Leo Gabin, A Crackup at the Race Riots, 2013. Video, 37’ 21”. Courtesy of Peres Projects, Berlin.

Slowed-down audio snippets of 11 suicide notes, faithfully reproduced (including their authors’ original signatures) in the novel, are offset by amateur videos: young girls critically examine their bodies, choreographed hip-hop routines are executed in their parents’ living rooms, and an extended sequence of a girl calling out of her window to any “friend” within earshot during a typical tropic rainstorm. The paintings leave much to be desired in the ways of traditional draftsmanship or color choice—nothing more than an inane collection of gestural babble. But the aim isn’t justified by the means in this case: the method is the madness, it is the emptiness, and it is not pretty.
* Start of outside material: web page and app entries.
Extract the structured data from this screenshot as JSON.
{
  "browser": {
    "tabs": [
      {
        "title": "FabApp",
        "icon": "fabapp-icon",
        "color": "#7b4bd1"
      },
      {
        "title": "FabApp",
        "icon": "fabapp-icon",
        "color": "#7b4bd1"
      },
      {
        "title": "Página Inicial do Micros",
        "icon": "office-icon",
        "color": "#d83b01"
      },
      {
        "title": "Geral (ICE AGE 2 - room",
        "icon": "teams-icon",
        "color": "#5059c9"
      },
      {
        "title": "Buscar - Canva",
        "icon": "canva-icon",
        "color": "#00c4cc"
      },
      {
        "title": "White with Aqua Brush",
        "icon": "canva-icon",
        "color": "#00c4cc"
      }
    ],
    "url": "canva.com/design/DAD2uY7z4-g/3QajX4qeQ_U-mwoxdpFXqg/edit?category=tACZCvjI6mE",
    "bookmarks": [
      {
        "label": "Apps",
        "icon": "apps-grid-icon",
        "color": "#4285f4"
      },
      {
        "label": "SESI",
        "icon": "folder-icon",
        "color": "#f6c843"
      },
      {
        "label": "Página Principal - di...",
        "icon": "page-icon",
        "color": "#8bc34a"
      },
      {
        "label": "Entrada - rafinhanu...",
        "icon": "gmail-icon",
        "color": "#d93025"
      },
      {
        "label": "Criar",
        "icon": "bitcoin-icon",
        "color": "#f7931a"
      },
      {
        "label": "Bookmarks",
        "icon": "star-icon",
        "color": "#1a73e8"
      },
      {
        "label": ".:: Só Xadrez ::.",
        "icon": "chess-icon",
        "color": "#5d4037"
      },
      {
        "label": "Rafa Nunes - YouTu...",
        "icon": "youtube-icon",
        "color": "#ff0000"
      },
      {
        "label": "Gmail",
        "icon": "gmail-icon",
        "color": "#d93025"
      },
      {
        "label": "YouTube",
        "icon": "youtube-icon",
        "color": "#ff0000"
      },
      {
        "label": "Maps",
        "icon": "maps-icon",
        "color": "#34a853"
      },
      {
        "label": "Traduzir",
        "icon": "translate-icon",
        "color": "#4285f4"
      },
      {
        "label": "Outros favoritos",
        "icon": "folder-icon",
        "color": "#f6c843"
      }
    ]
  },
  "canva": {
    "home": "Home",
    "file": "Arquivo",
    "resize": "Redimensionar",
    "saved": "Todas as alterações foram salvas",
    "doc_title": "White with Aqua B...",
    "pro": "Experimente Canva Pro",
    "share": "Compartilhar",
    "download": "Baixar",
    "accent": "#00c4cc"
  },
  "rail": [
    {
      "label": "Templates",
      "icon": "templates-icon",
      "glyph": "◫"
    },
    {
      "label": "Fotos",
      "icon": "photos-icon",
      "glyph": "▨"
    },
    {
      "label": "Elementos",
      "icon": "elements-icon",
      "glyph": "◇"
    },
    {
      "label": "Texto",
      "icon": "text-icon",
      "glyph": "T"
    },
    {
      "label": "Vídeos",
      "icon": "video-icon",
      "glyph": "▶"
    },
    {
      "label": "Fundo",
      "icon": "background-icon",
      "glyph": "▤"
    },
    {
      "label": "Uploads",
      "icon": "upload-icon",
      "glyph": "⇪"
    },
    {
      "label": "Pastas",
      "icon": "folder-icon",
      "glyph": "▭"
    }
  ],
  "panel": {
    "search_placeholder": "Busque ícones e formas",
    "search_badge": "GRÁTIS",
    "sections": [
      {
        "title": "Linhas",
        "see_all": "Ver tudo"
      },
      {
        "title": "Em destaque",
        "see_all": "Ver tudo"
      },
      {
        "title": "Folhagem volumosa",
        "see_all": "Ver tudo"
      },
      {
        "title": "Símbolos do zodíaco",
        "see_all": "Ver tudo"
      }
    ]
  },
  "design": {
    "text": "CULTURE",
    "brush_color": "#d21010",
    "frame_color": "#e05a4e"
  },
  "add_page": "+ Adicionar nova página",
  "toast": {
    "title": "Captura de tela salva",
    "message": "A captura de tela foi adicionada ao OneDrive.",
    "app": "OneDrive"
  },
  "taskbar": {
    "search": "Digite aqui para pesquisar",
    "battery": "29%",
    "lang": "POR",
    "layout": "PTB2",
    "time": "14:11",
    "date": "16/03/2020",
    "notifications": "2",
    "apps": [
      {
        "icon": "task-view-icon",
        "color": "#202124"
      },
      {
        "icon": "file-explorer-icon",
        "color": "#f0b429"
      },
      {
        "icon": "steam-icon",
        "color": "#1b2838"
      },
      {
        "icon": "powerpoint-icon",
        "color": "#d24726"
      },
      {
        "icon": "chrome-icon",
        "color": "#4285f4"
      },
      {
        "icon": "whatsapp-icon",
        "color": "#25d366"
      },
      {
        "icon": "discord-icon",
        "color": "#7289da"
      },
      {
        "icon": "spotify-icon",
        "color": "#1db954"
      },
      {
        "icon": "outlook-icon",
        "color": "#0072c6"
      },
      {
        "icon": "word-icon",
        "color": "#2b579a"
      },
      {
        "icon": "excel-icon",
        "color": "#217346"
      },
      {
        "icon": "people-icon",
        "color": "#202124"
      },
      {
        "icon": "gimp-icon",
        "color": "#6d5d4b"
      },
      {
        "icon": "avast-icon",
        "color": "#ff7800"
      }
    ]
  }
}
So what do they see in Florida? If Leo Gabin’s contentions about young Floridian living are taken at face value, viewers would quickly dub Florida as the unhappiest place on earth, a place where aspiration, effort, imagination, and persistence shatter under crushing societal and environmental inertia. Thomas Nagel’s seminal essay “What Is It Like to Be a Bat?” (1974) points out that no matter how much a person attempts to immerse themselves in a foreign situation—even to the point they may look similar to a completely different species—their constitution forbids them from ever absorbing the psychology of that external condition.


Leo Gabin, Inside the White Cube (Mason’s Yard), installation view. Courtesy of White Cube, London/Peres Projects, Berlin. Photo credit: Jack Hems.

Leo Gabin have cast Florida as a bastion of glossy mediocrity: the gentle oppression of suburbia, just on the outskirts of cocaine, big tits, gangster rap, and the upscale hotel subculture. Three young artists from Belgium (hardly a paradise compared to more dynamic locales in Western Europe, which they would readily admit to) seem to have located a depressing, stagnant version of a potentially interesting place. They do not fully damn Florida as a rainy (almost all of their films are set either indoors or on impossibly gloomy days) wasteland, but it’s not exactly flattering, either. When you are raised in Florida, it produces a Novocaine effect on the brain: culture and artistic exposure are present in the landscape, but you still feel fuzzy and not fully resolved to interacting with it. The work of visual artists, musicians, actors, directors, and writers in Florida has very often been of the DIY nature that Gabin is drawn to. Watching their work unfold, Leo Gabin have held a mirror up to themselves as a creative entity.